Marking the passage of an era isn't typically done by making an entry in the local real estate listings, but that will be the case with the pending sale of the Salt Lake Fire Department's old Station No. 4.
A "for sale" sign is planted on the front lawn of the station, 222 I St., which was substantially remodeled in 1940. An entry soon to be placed in local real estate listings will post the building and an adjacent lot for sale.At a $94,000 appraised value, a buyer can come away with a two-level structure complete with fire-engine bay, sleeping quarters, a kitchen, office and a great deal of history from the days when every fire engine was painted red.
Leland Latham, who retired as a captain from the department after 30 years, comes from that era and speaks fondly of the years he spent fighting fires out of old Fire Station No. 4.
"I remember when I came up here in 1943 and we had a man here, Sam Atkinson was his name, he was an Englishman," Latham said, recalling that Atkinson was a firefighter back in the 1920s when the American Oil Co. caught fire.
"That fire started around noon on Saturday and burned all afternoon, Saturday night and it was Sunday afternoon before they got it out," Latham recounted.
Latham also remembers the fires which took the lives of some of his colleagues - the Victory Theatre and Newhouse Hotel blazes, both in 1943 - and another fireman found dead in the station's bathroom.
"He sat down on the stool and he just dropped dead," Latham said.
Latham wasn't at the station, however, in its earliest days when instead of gasoline-powered fire engines, the station's ladder and pumper engines were powered by teams of well-trained horses.
"Originally, this was built in the horse and carriage days," said Lt. Robert Roberts. The station, which now only has room for a single engine, then housed both the ladder and pumper engines.
Horses were kept in wooden stalls, which now serve as the firefighter's dormitory, and were well-fed, coddled and respected, Roberts said. The beasts pulled the wagons up and down the Avenues, an area well-known for long, steep hills.
The horses, of course, are gone, replaced by modern fire engines, which themselves have outgrown No. 4.
"This is one of the only fire engines that will fit into this station," Roberts said, pointing to an engine that barely squeezes through the station's entrance.
The engine's tight fit and the growth of the city have led the city to put the old station out to pasture. Station No. 4 crews will soon move into a new facility at 830 E. 11th Ave., under much-delayed construction.
The new station was supposed to be open in December, but city officials recently fired the building's contractor for failing to adhere to a strict "fast-track" schedule.
"Things have changed," Latham admitted, saying that although the station he entered in 1943 served its purpose for decades, it is now too small.

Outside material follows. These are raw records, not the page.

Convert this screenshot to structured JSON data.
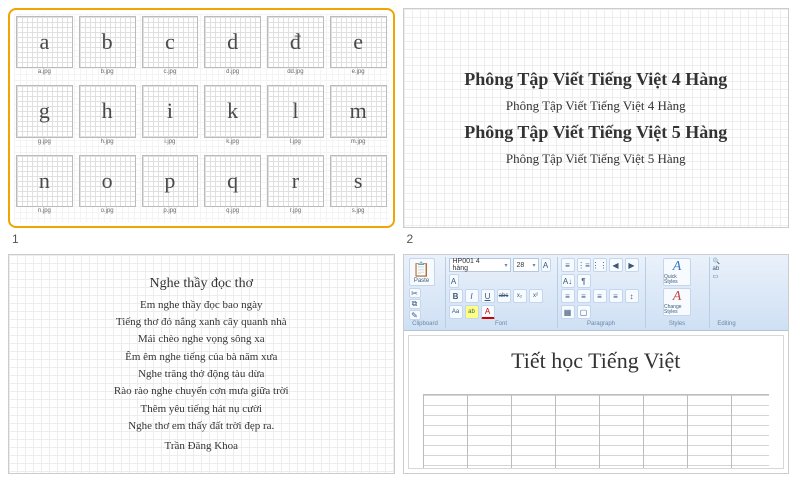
{
  "page_numbers": [
    "1",
    "2"
  ],
  "panel1": {
    "selected": true,
    "letters": [
      {
        "glyph": "a",
        "file": "a.jpg"
      },
      {
        "glyph": "b",
        "file": "b.jpg"
      },
      {
        "glyph": "c",
        "file": "c.jpg"
      },
      {
        "glyph": "d",
        "file": "d.jpg"
      },
      {
        "glyph": "đ",
        "file": "dd.jpg"
      },
      {
        "glyph": "e",
        "file": "e.jpg"
      },
      {
        "glyph": "g",
        "file": "g.jpg"
      },
      {
        "glyph": "h",
        "file": "h.jpg"
      },
      {
        "glyph": "i",
        "file": "i.jpg"
      },
      {
        "glyph": "k",
        "file": "k.jpg"
      },
      {
        "glyph": "l",
        "file": "l.jpg"
      },
      {
        "glyph": "m",
        "file": "m.jpg"
      },
      {
        "glyph": "n",
        "file": "n.jpg"
      },
      {
        "glyph": "o",
        "file": "o.jpg"
      },
      {
        "glyph": "p",
        "file": "p.jpg"
      },
      {
        "glyph": "q",
        "file": "q.jpg"
      },
      {
        "glyph": "r",
        "file": "r.jpg"
      },
      {
        "glyph": "s",
        "file": "s.jpg"
      }
    ]
  },
  "panel2": {
    "line1": "Phông Tập Viết Tiếng Việt 4 Hàng",
    "line2": "Phông Tập Viết Tiếng Việt 4 Hàng",
    "line3": "Phông Tập Viết Tiếng Việt 5 Hàng",
    "line4": "Phông Tập Viết Tiếng Việt 5 Hàng"
  },
  "panel3": {
    "title": "Nghe thầy đọc thơ",
    "lines": [
      "Em nghe thầy đọc bao ngày",
      "Tiếng thơ đỏ nắng xanh cây quanh nhà",
      "Mái chèo nghe vọng sông xa",
      "Êm êm nghe tiếng của bà năm xưa",
      "Nghe trăng thở động tàu dừa",
      "Rào rào nghe chuyển cơn mưa giữa trời",
      "Thêm yêu tiếng hát nụ cười",
      "Nghe thơ em thấy đất trời đẹp ra."
    ],
    "signature": "Trần Đăng Khoa"
  },
  "panel4": {
    "ribbon": {
      "clipboard": {
        "label": "Clipboard",
        "paste": "Paste"
      },
      "font": {
        "label": "Font",
        "name": "HP001 4 hàng",
        "size": "28",
        "bold": "B",
        "italic": "I",
        "underline": "U",
        "strike": "abc",
        "sub": "x₂",
        "sup": "x²",
        "clear": "Aa",
        "highlight": "ab",
        "color": "A"
      },
      "paragraph": {
        "label": "Paragraph"
      },
      "styles": {
        "label": "Styles",
        "quick": "Quick Styles",
        "change": "Change Styles"
      },
      "editing": {
        "label": "Editing"
      }
    },
    "doc_title": "Tiết học Tiếng Việt"
  }
}
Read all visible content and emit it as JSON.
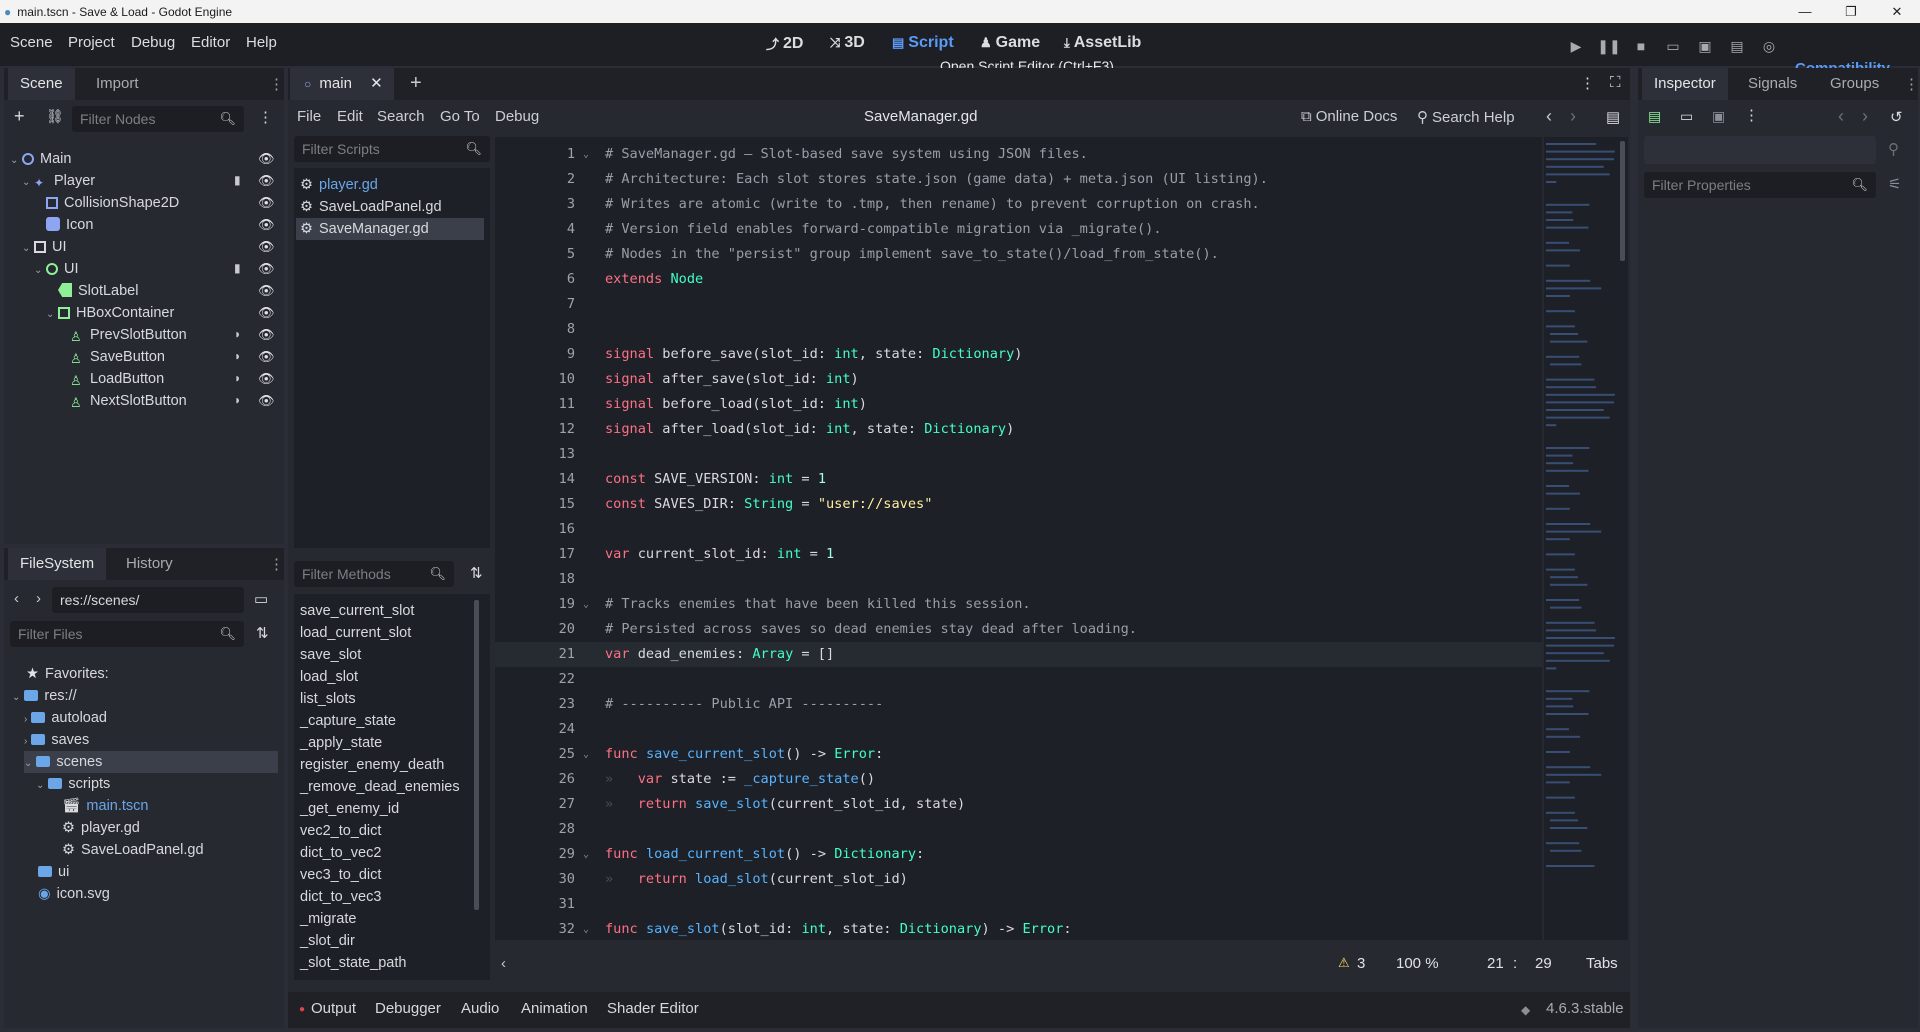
{
  "window": {
    "title": "main.tscn - Save & Load - Godot Engine"
  },
  "menu": {
    "scene": "Scene",
    "project": "Project",
    "debug": "Debug",
    "editor": "Editor",
    "help": "Help"
  },
  "workspaces": {
    "two_d": "2D",
    "three_d": "3D",
    "script": "Script",
    "game": "Game",
    "assetlib": "AssetLib"
  },
  "tooltip": "Open Script Editor (Ctrl+F3)",
  "renderer": "Compatibility",
  "scene_dock": {
    "tabs": [
      "Scene",
      "Import"
    ],
    "filter_placeholder": "Filter Nodes",
    "nodes": [
      "Main",
      "Player",
      "CollisionShape2D",
      "Icon",
      "UI",
      "UI",
      "SlotLabel",
      "HBoxContainer",
      "PrevSlotButton",
      "SaveButton",
      "LoadButton",
      "NextSlotButton"
    ]
  },
  "filesystem_dock": {
    "tabs": [
      "FileSystem",
      "History"
    ],
    "path": "res://scenes/",
    "filter_placeholder": "Filter Files",
    "items": [
      "Favorites:",
      "res://",
      "autoload",
      "saves",
      "scenes",
      "scripts",
      "main.tscn",
      "player.gd",
      "SaveLoadPanel.gd",
      "ui",
      "icon.svg"
    ]
  },
  "editor_tabs": {
    "main": "main"
  },
  "script_menu": {
    "file": "File",
    "edit": "Edit",
    "search": "Search",
    "goto": "Go To",
    "debug": "Debug"
  },
  "script_title": "SaveManager.gd",
  "script_links": {
    "online_docs": "Online Docs",
    "search_help": "Search Help"
  },
  "scripts": {
    "filter_placeholder": "Filter Scripts",
    "items": [
      "player.gd",
      "SaveLoadPanel.gd",
      "SaveManager.gd"
    ],
    "selected": "SaveManager.gd"
  },
  "methods": {
    "filter_placeholder": "Filter Methods",
    "items": [
      "save_current_slot",
      "load_current_slot",
      "save_slot",
      "load_slot",
      "list_slots",
      "_capture_state",
      "_apply_state",
      "register_enemy_death",
      "_remove_dead_enemies",
      "_get_enemy_id",
      "vec2_to_dict",
      "dict_to_vec2",
      "vec3_to_dict",
      "dict_to_vec3",
      "_migrate",
      "_slot_dir",
      "_slot_state_path"
    ]
  },
  "code": {
    "lines": [
      "# SaveManager.gd — Slot-based save system using JSON files.",
      "# Architecture: Each slot stores state.json (game data) + meta.json (UI listing).",
      "# Writes are atomic (write to .tmp, then rename) to prevent corruption on crash.",
      "# Version field enables forward-compatible migration via _migrate().",
      "# Nodes in the \"persist\" group implement save_to_state()/load_from_state().",
      "extends Node",
      "",
      "",
      "signal before_save(slot_id: int, state: Dictionary)",
      "signal after_save(slot_id: int)",
      "signal before_load(slot_id: int)",
      "signal after_load(slot_id: int, state: Dictionary)",
      "",
      "const SAVE_VERSION: int = 1",
      "const SAVES_DIR: String = \"user://saves\"",
      "",
      "var current_slot_id: int = 1",
      "",
      "# Tracks enemies that have been killed this session.",
      "# Persisted across saves so dead enemies stay dead after loading.",
      "var dead_enemies: Array = []",
      "",
      "# ---------- Public API ----------",
      "",
      "func save_current_slot() -> Error:",
      "    var state := _capture_state()",
      "    return save_slot(current_slot_id, state)",
      "",
      "func load_current_slot() -> Dictionary:",
      "    return load_slot(current_slot_id)",
      "",
      "func save_slot(slot_id: int, state: Dictionary) -> Error:"
    ],
    "current_line": 21
  },
  "status": {
    "warnings": "3",
    "zoom": "100 %",
    "line": "21",
    "col": "29",
    "indent": "Tabs"
  },
  "bottom_panel": {
    "tabs": [
      "Output",
      "Debugger",
      "Audio",
      "Animation",
      "Shader Editor"
    ],
    "version": "4.6.3.stable"
  },
  "inspector": {
    "tabs": [
      "Inspector",
      "Signals",
      "Groups"
    ],
    "filter_placeholder": "Filter Properties"
  }
}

"The new one looks like it's going to be a good one when they finish it," he said.
Younger firefighters are glad to be moving out of Station No. 4.
"After being in this closet for six years, I can't wait," said firefighter Phil Curtin.